Speaking of change, Hjalmarsson faces a lot of it himself now. Sure, there’s the obvious change for a guy who’s played his entire career in one place. It’s new surroundings and a new team, on which he knows former Blackhawks teammate Antti Raanta and fellow countryman Oliver Ekman-Larsson.

But the Coyotes have dealt with a lot of upheaval lately. Goaltender Mike Smith is gone. So is veteran Shane Doan. On Thursday, head coach Dave Tippett and the Coyotes parted ways.

“They’re on a rebuild, a lot of new faces, lot of changes,” Hjalmarsson said. “It’s tough to know what to expect but I think they’re a hungry organization that wants to win like other teams. I’m looking forward to try to contribute with playing my game, just try to get the organization back in the playoffs.”

Hjalmarsson should find chemistry with Ekman-Larsson – the two were teammates in the Winter Olympics in Sochi – and Hjalmarsson will likely play a bigger role with the Coyotes. Arizona will probably look to Hjalmarsson a lot during its rebuild, given his Cup-winning history.

The first 24 hours were full of mixed emotions of Hjalmarsson. With his limited no-move clause, he was always a likely candidate to be moved from a Blackhawks team laden will full no-move clauses. He’s turning a page, but he won’t forget his time in Chicago anytime soon.

“I’m trying to always be a positive guy,” Hjalmarsson said. “I spent my whole 20s in Chicago, 10 unbelievable years.
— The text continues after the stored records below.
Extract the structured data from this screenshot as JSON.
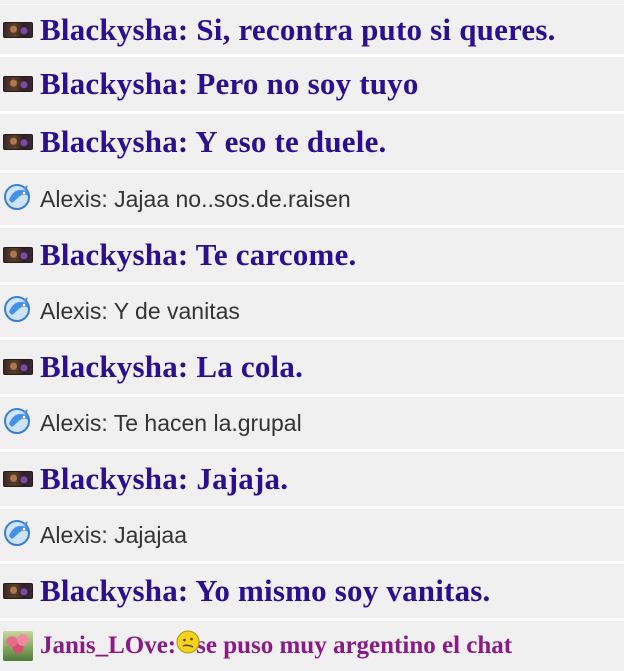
{
  "colors": {
    "row_bg": "#f0f0f0",
    "separator": "#ffffff",
    "blackysha_text": "#2c0f8f",
    "alexis_text": "#333333",
    "janis_text": "#8a1a86"
  },
  "messages": [
    {
      "user": "Blackysha",
      "avatar_icon": "blackysha-avatar-icon",
      "text": "Blackysha: Si, recontra puto si queres."
    },
    {
      "user": "Blackysha",
      "avatar_icon": "blackysha-avatar-icon",
      "text": "Blackysha: Pero no soy tuyo"
    },
    {
      "user": "Blackysha",
      "avatar_icon": "blackysha-avatar-icon",
      "text": "Blackysha: Y eso te duele."
    },
    {
      "user": "Alexis",
      "avatar_icon": "dolphin-avatar-icon",
      "text": "Alexis: Jajaa no..sos.de.raisen"
    },
    {
      "user": "Blackysha",
      "avatar_icon": "blackysha-avatar-icon",
      "text": "Blackysha: Te carcome."
    },
    {
      "user": "Alexis",
      "avatar_icon": "dolphin-avatar-icon",
      "text": "Alexis: Y de vanitas"
    },
    {
      "user": "Blackysha",
      "avatar_icon": "blackysha-avatar-icon",
      "text": "Blackysha: La cola."
    },
    {
      "user": "Alexis",
      "avatar_icon": "dolphin-avatar-icon",
      "text": "Alexis: Te hacen la.grupal"
    },
    {
      "user": "Blackysha",
      "avatar_icon": "blackysha-avatar-icon",
      "text": "Blackysha: Jajaja."
    },
    {
      "user": "Alexis",
      "avatar_icon": "dolphin-avatar-icon",
      "text": "Alexis: Jajajaa"
    },
    {
      "user": "Blackysha",
      "avatar_icon": "blackysha-avatar-icon",
      "text": "Blackysha: Yo mismo soy vanitas."
    },
    {
      "user": "Janis_LOve",
      "avatar_icon": "tulips-avatar-icon",
      "prefix": "Janis_LOve: ",
      "emoji_icon": "confused-smiley-icon",
      "text": "se puso muy argentino el chat"
    }
  ]
}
I didn’t think I’d win three Cups. Hopefully I can get one more before my career is over. I had the best time in Chicago, enjoyed every single year, playing in front of the best fans in the league. I’ve been spoiled. Now it’s time for me and my family to move on and seize the opportunity in Arizona and create some new fond memories.”